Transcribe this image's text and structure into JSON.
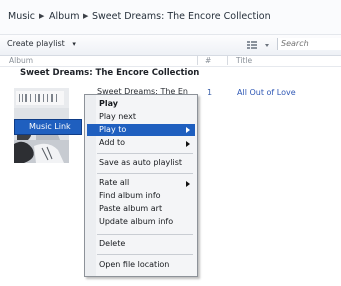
{
  "breadcrumb": {
    "items": [
      "Music",
      "Album",
      "Sweet Dreams: The Encore Collection"
    ]
  },
  "toolbar": {
    "create_playlist": "Create playlist",
    "dropdown_glyph": "▾",
    "search_placeholder": "Search"
  },
  "columns": {
    "album": "Album",
    "number": "#",
    "title": "Title"
  },
  "album": {
    "heading": "Sweet Dreams: The Encore Collection",
    "track_title": "Sweet Dreams: The En",
    "track_number": "1",
    "song_title": "All Out of Love"
  },
  "context_menu": {
    "items": [
      "Play",
      "Play next",
      "Play to",
      "Add to",
      "Save as auto playlist",
      "Rate all",
      "Find album info",
      "Paste album art",
      "Update album info",
      "Delete",
      "Open file location"
    ],
    "selected": "Play to",
    "submenu_item": "Music Link"
  },
  "colors": {
    "selection": "#1f5fbf",
    "link": "#2f58b5"
  }
}
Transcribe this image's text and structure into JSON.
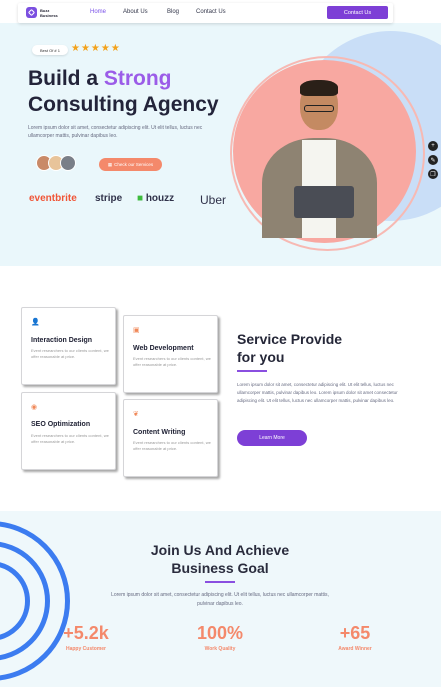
{
  "nav": {
    "logo_line1": "Buzz",
    "logo_line2": "Business",
    "links": [
      "Home",
      "About Us",
      "Blog",
      "Contact Us"
    ],
    "contact_btn": "Contact Us"
  },
  "hero": {
    "badge": "Best Of # 1",
    "stars": "★★★★★",
    "title_prefix": "Build a ",
    "title_accent": "Strong",
    "title_line2": "Consulting Agency",
    "description": "Lorem ipsum dolor sit amet, consectetur adipiscing elit. Ut elit tellus, luctus nec ullamcorper mattis, pulvinar dapibus leo.",
    "check_btn": "Check our Services",
    "brands": [
      "eventbrite",
      "stripe",
      "houzz",
      "Uber"
    ]
  },
  "services": {
    "cards": [
      {
        "title": "Interaction Design",
        "text": "Event researchers to our clients content, we offer reasonable at price."
      },
      {
        "title": "Web Development",
        "text": "Event researchers to our clients content, we offer reasonable at price."
      },
      {
        "title": "SEO Optimization",
        "text": "Event researchers to our clients content, we offer reasonable at price."
      },
      {
        "title": "Content Writing",
        "text": "Event researchers to our clients content, we offer reasonable at price."
      }
    ],
    "title_line1": "Service Provide",
    "title_line2": "for you",
    "description": "Lorem ipsum dolor sit amet, consectetur adipiscing elit. Ut elit tellus, luctus nec ullamcorper mattis, pulvinar dapibus leo. Lorem ipsum dolor sit amet consectetur adipiscing elit. Ut elit tellus, luctus nec ullamcorper mattis, pulvinar dapibus leo.",
    "learn_btn": "Learn More"
  },
  "join": {
    "title_line1": "Join Us And Achieve",
    "title_line2": "Business Goal",
    "description": "Lorem ipsum dolor sit amet, consectetur adipiscing elit. Ut elit tellus, luctus nec ullamcorper mattis, pulvinar dapibus leo.",
    "stats": [
      {
        "number": "+5.2k",
        "label": "Happy Customer"
      },
      {
        "number": "100%",
        "label": "Work Quality"
      },
      {
        "number": "+65",
        "label": "Award Winner"
      }
    ]
  },
  "colors": {
    "accent": "#7d3fd6",
    "coral": "#f4896b",
    "hero_bg": "#eaf7fb"
  }
}
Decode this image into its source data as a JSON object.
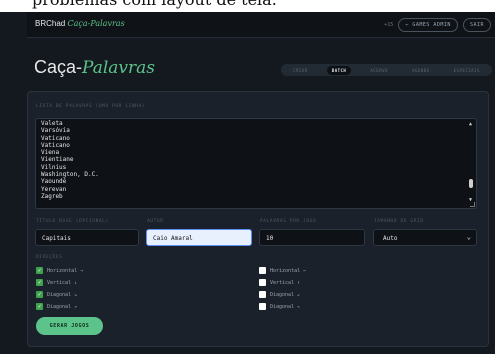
{
  "cutoff_text": "problemas com layout de tela.",
  "header": {
    "brand": "BRChad",
    "brand_accent": "Caça-Palavras",
    "counter": "+15",
    "games_admin": "← GAMES ADMIN",
    "logout": "SAIR"
  },
  "page": {
    "title": "Caça-",
    "title_accent": "Palavras"
  },
  "tabs": [
    {
      "label": "CRIAR",
      "active": false
    },
    {
      "label": "BATCH",
      "active": true
    },
    {
      "label": "ACERVO",
      "active": false
    },
    {
      "label": "AGENDA",
      "active": false
    },
    {
      "label": "ESPECIAIS",
      "active": false
    }
  ],
  "form": {
    "word_list_label": "LISTA DE PALAVRAS (UMA POR LINHA)",
    "word_list_value": "Valeta\nVarsóvia\nVaticano\nVaticano\nViena\nVientiane\nVilnius\nWashington, D.C.\nYaoundé\nYerevan\nZagreb",
    "title_label": "TÍTULO BASE (OPCIONAL)",
    "title_value": "Capitais",
    "author_label": "AUTOR",
    "author_value": "Caio Amaral",
    "words_per_game_label": "PALAVRAS POR JOGO",
    "words_per_game_value": "10",
    "grid_size_label": "TAMANHO DO GRID",
    "grid_size_value": "Auto",
    "directions_label": "DIREÇÕES",
    "directions_left": [
      {
        "label": "Horizontal →",
        "checked": true
      },
      {
        "label": "Vertical ↓",
        "checked": true
      },
      {
        "label": "Diagonal ↘",
        "checked": true
      },
      {
        "label": "Diagonal ↗",
        "checked": true
      }
    ],
    "directions_right": [
      {
        "label": "Horizontal ←",
        "checked": false
      },
      {
        "label": "Vertical ↑",
        "checked": false
      },
      {
        "label": "Diagonal ↙",
        "checked": false
      },
      {
        "label": "Diagonal ↖",
        "checked": false
      }
    ],
    "submit_label": "GERAR JOGOS"
  },
  "colors": {
    "accent": "#5cc48a",
    "background": "#14181f",
    "card": "#1b212b",
    "checkbox_on": "#3fa34d"
  }
}
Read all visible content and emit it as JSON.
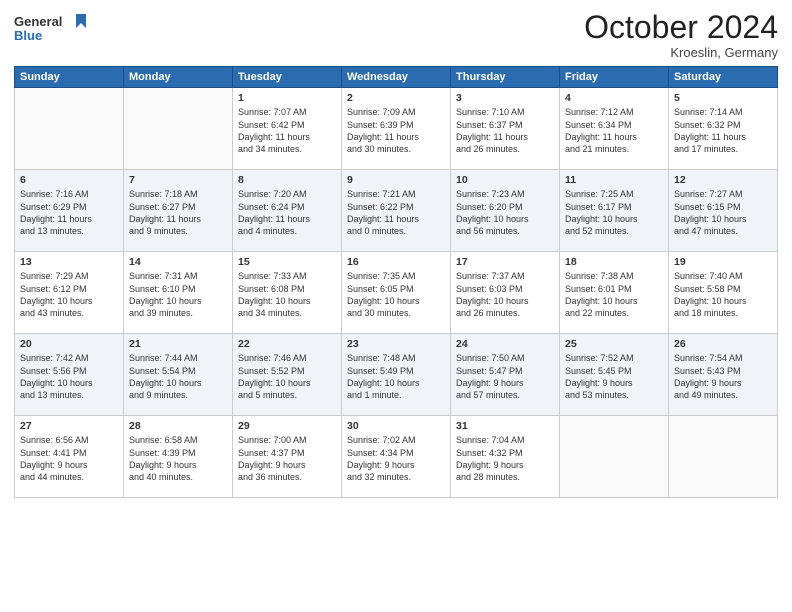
{
  "header": {
    "title": "October 2024",
    "location": "Kroeslin, Germany"
  },
  "columns": [
    "Sunday",
    "Monday",
    "Tuesday",
    "Wednesday",
    "Thursday",
    "Friday",
    "Saturday"
  ],
  "weeks": [
    [
      {
        "day": "",
        "content": ""
      },
      {
        "day": "",
        "content": ""
      },
      {
        "day": "1",
        "content": "Sunrise: 7:07 AM\nSunset: 6:42 PM\nDaylight: 11 hours\nand 34 minutes."
      },
      {
        "day": "2",
        "content": "Sunrise: 7:09 AM\nSunset: 6:39 PM\nDaylight: 11 hours\nand 30 minutes."
      },
      {
        "day": "3",
        "content": "Sunrise: 7:10 AM\nSunset: 6:37 PM\nDaylight: 11 hours\nand 26 minutes."
      },
      {
        "day": "4",
        "content": "Sunrise: 7:12 AM\nSunset: 6:34 PM\nDaylight: 11 hours\nand 21 minutes."
      },
      {
        "day": "5",
        "content": "Sunrise: 7:14 AM\nSunset: 6:32 PM\nDaylight: 11 hours\nand 17 minutes."
      }
    ],
    [
      {
        "day": "6",
        "content": "Sunrise: 7:16 AM\nSunset: 6:29 PM\nDaylight: 11 hours\nand 13 minutes."
      },
      {
        "day": "7",
        "content": "Sunrise: 7:18 AM\nSunset: 6:27 PM\nDaylight: 11 hours\nand 9 minutes."
      },
      {
        "day": "8",
        "content": "Sunrise: 7:20 AM\nSunset: 6:24 PM\nDaylight: 11 hours\nand 4 minutes."
      },
      {
        "day": "9",
        "content": "Sunrise: 7:21 AM\nSunset: 6:22 PM\nDaylight: 11 hours\nand 0 minutes."
      },
      {
        "day": "10",
        "content": "Sunrise: 7:23 AM\nSunset: 6:20 PM\nDaylight: 10 hours\nand 56 minutes."
      },
      {
        "day": "11",
        "content": "Sunrise: 7:25 AM\nSunset: 6:17 PM\nDaylight: 10 hours\nand 52 minutes."
      },
      {
        "day": "12",
        "content": "Sunrise: 7:27 AM\nSunset: 6:15 PM\nDaylight: 10 hours\nand 47 minutes."
      }
    ],
    [
      {
        "day": "13",
        "content": "Sunrise: 7:29 AM\nSunset: 6:12 PM\nDaylight: 10 hours\nand 43 minutes."
      },
      {
        "day": "14",
        "content": "Sunrise: 7:31 AM\nSunset: 6:10 PM\nDaylight: 10 hours\nand 39 minutes."
      },
      {
        "day": "15",
        "content": "Sunrise: 7:33 AM\nSunset: 6:08 PM\nDaylight: 10 hours\nand 34 minutes."
      },
      {
        "day": "16",
        "content": "Sunrise: 7:35 AM\nSunset: 6:05 PM\nDaylight: 10 hours\nand 30 minutes."
      },
      {
        "day": "17",
        "content": "Sunrise: 7:37 AM\nSunset: 6:03 PM\nDaylight: 10 hours\nand 26 minutes."
      },
      {
        "day": "18",
        "content": "Sunrise: 7:38 AM\nSunset: 6:01 PM\nDaylight: 10 hours\nand 22 minutes."
      },
      {
        "day": "19",
        "content": "Sunrise: 7:40 AM\nSunset: 5:58 PM\nDaylight: 10 hours\nand 18 minutes."
      }
    ],
    [
      {
        "day": "20",
        "content": "Sunrise: 7:42 AM\nSunset: 5:56 PM\nDaylight: 10 hours\nand 13 minutes."
      },
      {
        "day": "21",
        "content": "Sunrise: 7:44 AM\nSunset: 5:54 PM\nDaylight: 10 hours\nand 9 minutes."
      },
      {
        "day": "22",
        "content": "Sunrise: 7:46 AM\nSunset: 5:52 PM\nDaylight: 10 hours\nand 5 minutes."
      },
      {
        "day": "23",
        "content": "Sunrise: 7:48 AM\nSunset: 5:49 PM\nDaylight: 10 hours\nand 1 minute."
      },
      {
        "day": "24",
        "content": "Sunrise: 7:50 AM\nSunset: 5:47 PM\nDaylight: 9 hours\nand 57 minutes."
      },
      {
        "day": "25",
        "content": "Sunrise: 7:52 AM\nSunset: 5:45 PM\nDaylight: 9 hours\nand 53 minutes."
      },
      {
        "day": "26",
        "content": "Sunrise: 7:54 AM\nSunset: 5:43 PM\nDaylight: 9 hours\nand 49 minutes."
      }
    ],
    [
      {
        "day": "27",
        "content": "Sunrise: 6:56 AM\nSunset: 4:41 PM\nDaylight: 9 hours\nand 44 minutes."
      },
      {
        "day": "28",
        "content": "Sunrise: 6:58 AM\nSunset: 4:39 PM\nDaylight: 9 hours\nand 40 minutes."
      },
      {
        "day": "29",
        "content": "Sunrise: 7:00 AM\nSunset: 4:37 PM\nDaylight: 9 hours\nand 36 minutes."
      },
      {
        "day": "30",
        "content": "Sunrise: 7:02 AM\nSunset: 4:34 PM\nDaylight: 9 hours\nand 32 minutes."
      },
      {
        "day": "31",
        "content": "Sunrise: 7:04 AM\nSunset: 4:32 PM\nDaylight: 9 hours\nand 28 minutes."
      },
      {
        "day": "",
        "content": ""
      },
      {
        "day": "",
        "content": ""
      }
    ]
  ]
}
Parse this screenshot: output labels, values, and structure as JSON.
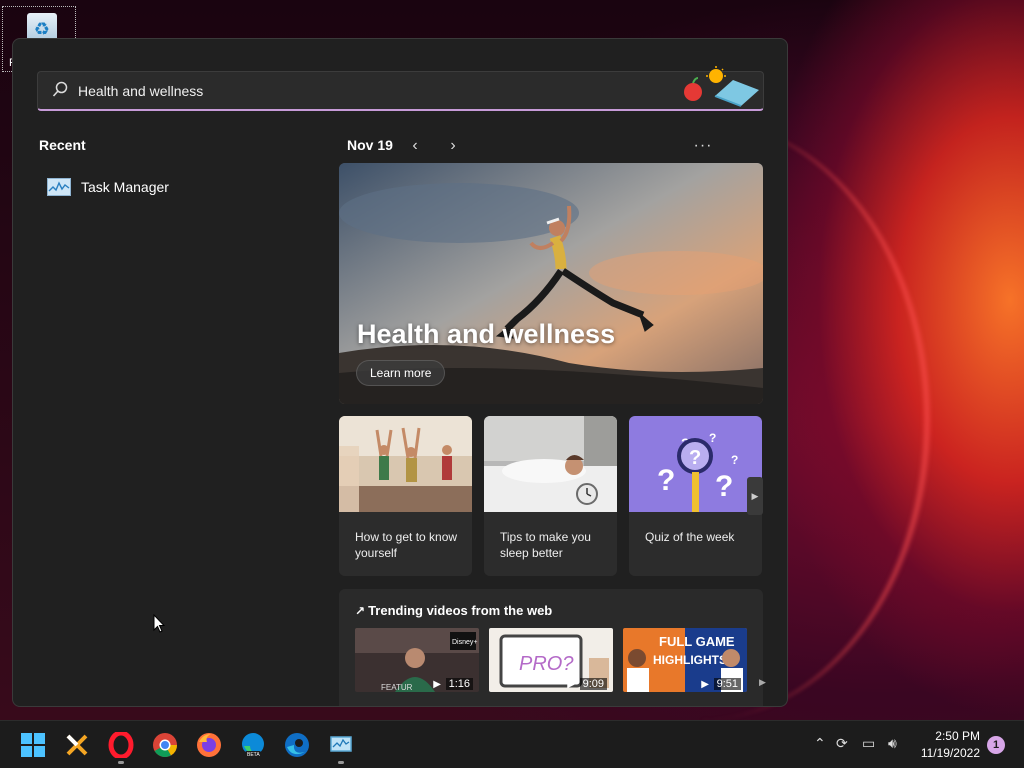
{
  "desktop": {
    "recycle_bin_label": "R"
  },
  "search": {
    "value": "Health and wellness",
    "decor_icon": "apple-sun-yoga-mat-icon"
  },
  "recent": {
    "title": "Recent",
    "items": [
      {
        "label": "Task Manager",
        "icon": "task-manager-icon"
      }
    ]
  },
  "feed": {
    "date": "Nov 19",
    "prev_icon": "chevron-left-icon",
    "next_icon": "chevron-right-icon",
    "more_icon": "more-icon",
    "hero": {
      "title": "Health and wellness",
      "button": "Learn more"
    },
    "cards": [
      {
        "label": "How to get to know yourself"
      },
      {
        "label": "Tips to make you sleep better"
      },
      {
        "label": "Quiz of the week"
      }
    ],
    "trending": {
      "title": "Trending videos from the web",
      "videos": [
        {
          "duration": "1:16",
          "overlay": "FEATUR"
        },
        {
          "duration": "9:09",
          "overlay": "PRO?"
        },
        {
          "duration": "9:51",
          "overlay": "FULL GAME HIGHLIGHTS"
        }
      ]
    }
  },
  "taskbar": {
    "apps": [
      "windows-start-icon",
      "x-app-icon",
      "opera-icon",
      "chrome-icon",
      "firefox-icon",
      "edge-beta-icon",
      "edge-icon",
      "task-manager-icon"
    ],
    "clock_time": "2:50 PM",
    "clock_date": "11/19/2022",
    "notification_count": "1"
  },
  "colors": {
    "panel_bg": "#202020",
    "card_bg": "#2c2c2c",
    "accent_underline": "#c79bd8",
    "notification_badge": "#d7a6e8"
  }
}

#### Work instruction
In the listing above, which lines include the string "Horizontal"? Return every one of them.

#### Output of the task
        "label": "Horizontal →",
        "label": "Horizontal ←",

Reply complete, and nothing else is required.